- What this task involves:
Please restate the data word for word, in full.

[[ Dataset extract open ]]

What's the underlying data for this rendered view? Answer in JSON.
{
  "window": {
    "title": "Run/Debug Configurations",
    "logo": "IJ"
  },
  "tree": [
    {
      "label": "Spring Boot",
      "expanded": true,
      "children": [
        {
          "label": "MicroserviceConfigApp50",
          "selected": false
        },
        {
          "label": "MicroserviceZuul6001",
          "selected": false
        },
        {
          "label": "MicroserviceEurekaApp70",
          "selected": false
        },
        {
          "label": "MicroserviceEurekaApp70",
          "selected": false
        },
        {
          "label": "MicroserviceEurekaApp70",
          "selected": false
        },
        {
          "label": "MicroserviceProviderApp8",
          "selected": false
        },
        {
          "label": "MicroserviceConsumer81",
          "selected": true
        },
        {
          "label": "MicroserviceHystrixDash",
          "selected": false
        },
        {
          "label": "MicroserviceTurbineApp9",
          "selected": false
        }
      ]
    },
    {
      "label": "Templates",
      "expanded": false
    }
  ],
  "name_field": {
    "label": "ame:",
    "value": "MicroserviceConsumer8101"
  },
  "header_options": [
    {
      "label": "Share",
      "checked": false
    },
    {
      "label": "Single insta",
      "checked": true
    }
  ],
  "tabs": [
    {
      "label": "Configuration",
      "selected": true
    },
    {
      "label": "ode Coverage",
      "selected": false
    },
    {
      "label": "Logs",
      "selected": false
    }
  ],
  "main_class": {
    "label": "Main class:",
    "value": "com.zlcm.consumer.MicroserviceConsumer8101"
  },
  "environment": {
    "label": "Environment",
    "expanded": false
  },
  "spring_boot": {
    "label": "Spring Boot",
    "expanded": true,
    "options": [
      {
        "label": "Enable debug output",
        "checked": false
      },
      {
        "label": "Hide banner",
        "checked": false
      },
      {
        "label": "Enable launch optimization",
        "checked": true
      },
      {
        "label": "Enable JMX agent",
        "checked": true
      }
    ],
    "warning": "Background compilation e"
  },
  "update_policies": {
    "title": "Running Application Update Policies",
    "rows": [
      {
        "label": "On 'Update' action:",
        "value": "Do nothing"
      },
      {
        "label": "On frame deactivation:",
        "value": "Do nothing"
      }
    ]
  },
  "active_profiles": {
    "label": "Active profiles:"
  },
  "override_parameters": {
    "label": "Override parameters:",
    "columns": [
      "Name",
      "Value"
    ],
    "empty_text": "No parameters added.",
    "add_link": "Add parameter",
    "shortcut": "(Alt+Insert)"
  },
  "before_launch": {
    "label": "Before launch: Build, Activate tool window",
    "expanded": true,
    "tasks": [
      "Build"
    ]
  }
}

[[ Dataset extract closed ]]

- Result for this task:
What's the underlying data for this rendered view? Answer in JSON.
{
  "window": {
    "title": "Run/Debug Configurations",
    "logo": "IJ"
  },
  "tree": [
    {
      "label": "Spring Boot",
      "expanded": true,
      "children": [
        {
          "label": "MicroserviceConfigApp50",
          "selected": false
        },
        {
          "label": "MicroserviceZuul6001",
          "selected": false
        },
        {
          "label": "MicroserviceEurekaApp70",
          "selected": false
        },
        {
          "label": "MicroserviceEurekaApp70",
          "selected": false
        },
        {
          "label": "MicroserviceEurekaApp70",
          "selected": false
        },
        {
          "label": "MicroserviceProviderApp8",
          "selected": false
        },
        {
          "label": "MicroserviceConsumer81",
          "selected": true
        },
        {
          "label": "MicroserviceHystrixDash",
          "selected": false
        },
        {
          "label": "MicroserviceTurbineApp9",
          "selected": false
        }
      ]
    },
    {
      "label": "Templates",
      "expanded": false
    }
  ],
  "name_field": {
    "label": "ame:",
    "value": "MicroserviceConsumer8101"
  },
  "header_options": [
    {
      "label": "Share",
      "checked": false
    },
    {
      "label": "Single insta",
      "checked": true
    }
  ],
  "tabs": [
    {
      "label": "Configuration",
      "selected": true
    },
    {
      "label": "ode Coverage",
      "selected": false
    },
    {
      "label": "Logs",
      "selected": false
    }
  ],
  "main_class": {
    "label": "Main class:",
    "value": "com.zlcm.consumer.MicroserviceConsumer8101"
  },
  "environment": {
    "label": "Environment",
    "expanded": false
  },
  "spring_boot": {
    "label": "Spring Boot",
    "expanded": true,
    "options": [
      {
        "label": "Enable debug output",
        "checked": false
      },
      {
        "label": "Hide banner",
        "checked": false
      },
      {
        "label": "Enable launch optimization",
        "checked": true
      },
      {
        "label": "Enable JMX agent",
        "checked": true
      }
    ],
    "warning": "Background compilation e"
  },
  "update_policies": {
    "title": "Running Application Update Policies",
    "rows": [
      {
        "label": "On 'Update' action:",
        "value": "Do nothing"
      },
      {
        "label": "On frame deactivation:",
        "value": "Do nothing"
      }
    ]
  },
  "active_profiles": {
    "label": "Active profiles:"
  },
  "override_parameters": {
    "label": "Override parameters:",
    "columns": [
      "Name",
      "Value"
    ],
    "empty_text": "No parameters added.",
    "add_link": "Add parameter",
    "shortcut": "(Alt+Insert)"
  },
  "before_launch": {
    "label": "Before launch: Build, Activate tool window",
    "expanded": true,
    "tasks": [
      "Build"
    ]
  }
}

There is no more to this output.